1. Back in 2003, LA DCFS should have conducted a TDM that would address her needs and the support services she would need in transitioning to a new placement. (A TDM meeting is an opportunity for all interested parties in the life of the foster care child to convene and address his discharge and treatment plan for a successful replacement.)
2. The County should never place a child with a foster home that will not be open to supportive services.
3. When considering a new placement out of state have some graduated visits which get longer each time to determine the suitability of the fit. Note, this might be expensive, but would cut down on the trauma of the child involved.

Supervisors comment:
This was a very unstable plan. I am worried about the outcome. This mother has a history of serious problems, and she had very little in the way of pre-placement services. She is also extremely resistant and suspicious, making it difficult for her to make use of the services that were offered.

1. Family involvement in the treatment process is a key factor.
2. A plan for discharge agreed by all parties, Hillsides, LA DCFS, the child and the family is necessary for a successful transition. (A plan is not going to work if the child or the receiving party is saying they are not ready.)
3. We should consider mandatory supportive services in the home.
4. Once a plan has been agreed upon, there should be some benchmarks set to determine the move-in date.

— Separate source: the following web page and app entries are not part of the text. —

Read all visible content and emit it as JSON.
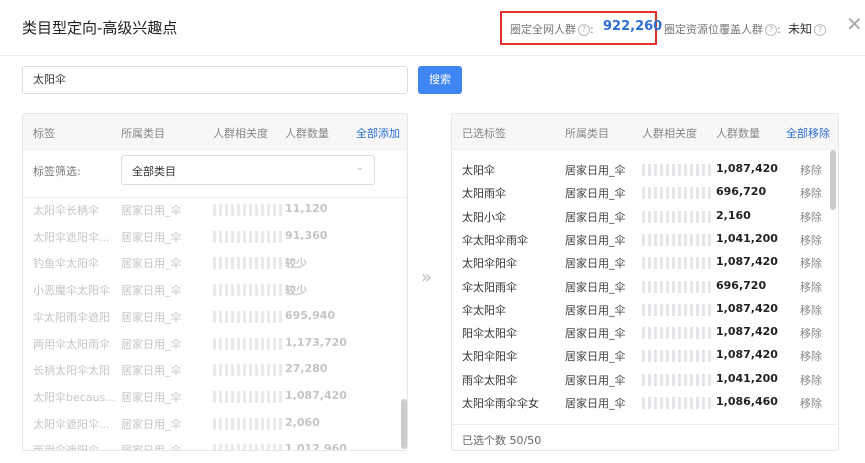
{
  "header": {
    "title": "类目型定向-高级兴趣点",
    "stat1_label": "圈定全网人群",
    "stat1_help": "?",
    "stat1_sep": ":",
    "stat1_value": "922,260",
    "stat2_label": "圈定资源位覆盖人群",
    "stat2_help": "?",
    "stat2_sep": ":",
    "stat2_value": "未知",
    "stat2_help2": "?",
    "close": "✕"
  },
  "search": {
    "value": "太阳伞",
    "button": "搜索"
  },
  "left": {
    "headers": [
      "标签",
      "所属类目",
      "人群相关度",
      "人群数量"
    ],
    "action": "全部添加",
    "filter_label": "标签筛选:",
    "filter_value": "全部类目",
    "rows": [
      {
        "name": "太阳伞长柄伞",
        "cat": "居家日用_伞",
        "count": "11,120"
      },
      {
        "name": "太阳伞遮阳伞...",
        "cat": "居家日用_伞",
        "count": "91,360"
      },
      {
        "name": "钓鱼伞太阳伞",
        "cat": "居家日用_伞",
        "count": "较少"
      },
      {
        "name": "小恶魔伞太阳伞",
        "cat": "居家日用_伞",
        "count": "较少"
      },
      {
        "name": "伞太阳雨伞遮阳",
        "cat": "居家日用_伞",
        "count": "695,940"
      },
      {
        "name": "两用伞太阳雨伞",
        "cat": "居家日用_伞",
        "count": "1,173,720"
      },
      {
        "name": "长柄太阳伞太阳",
        "cat": "居家日用_伞",
        "count": "27,280"
      },
      {
        "name": "太阳伞becaus...",
        "cat": "居家日用_伞",
        "count": "1,087,420"
      },
      {
        "name": "太阳伞遮阳伞...",
        "cat": "居家日用_伞",
        "count": "2,060"
      },
      {
        "name": "两用伞遮阳伞...",
        "cat": "居家日用_伞",
        "count": "1,012,960"
      }
    ]
  },
  "arrow": "»",
  "right": {
    "headers": [
      "已选标签",
      "所属类目",
      "人群相关度",
      "人群数量"
    ],
    "action": "全部移除",
    "remove_label": "移除",
    "rows": [
      {
        "name": "太阳伞",
        "cat": "居家日用_伞",
        "count": "1,087,420"
      },
      {
        "name": "太阳雨伞",
        "cat": "居家日用_伞",
        "count": "696,720"
      },
      {
        "name": "太阳小伞",
        "cat": "居家日用_伞",
        "count": "2,160"
      },
      {
        "name": "伞太阳伞雨伞",
        "cat": "居家日用_伞",
        "count": "1,041,200"
      },
      {
        "name": "太阳伞阳伞",
        "cat": "居家日用_伞",
        "count": "1,087,420"
      },
      {
        "name": "伞太阳雨伞",
        "cat": "居家日用_伞",
        "count": "696,720"
      },
      {
        "name": "伞太阳伞",
        "cat": "居家日用_伞",
        "count": "1,087,420"
      },
      {
        "name": "阳伞太阳伞",
        "cat": "居家日用_伞",
        "count": "1,087,420"
      },
      {
        "name": "太阳伞阳伞",
        "cat": "居家日用_伞",
        "count": "1,087,420"
      },
      {
        "name": "雨伞太阳伞",
        "cat": "居家日用_伞",
        "count": "1,041,200"
      },
      {
        "name": "太阳伞雨伞伞女",
        "cat": "居家日用_伞",
        "count": "1,086,460"
      }
    ],
    "footer": "已选个数 50/50"
  }
}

5. As a general rule, the residential treatment agency should provide Wraparound services to the receiving family where ever possible, since they are the ones who know the child and the family. (This would entail an exception to the Service Provider Areas (SPA) specific structure of the Wraparound program, since most residential treatment centers do not have Wraparound programs in all the SPAs.)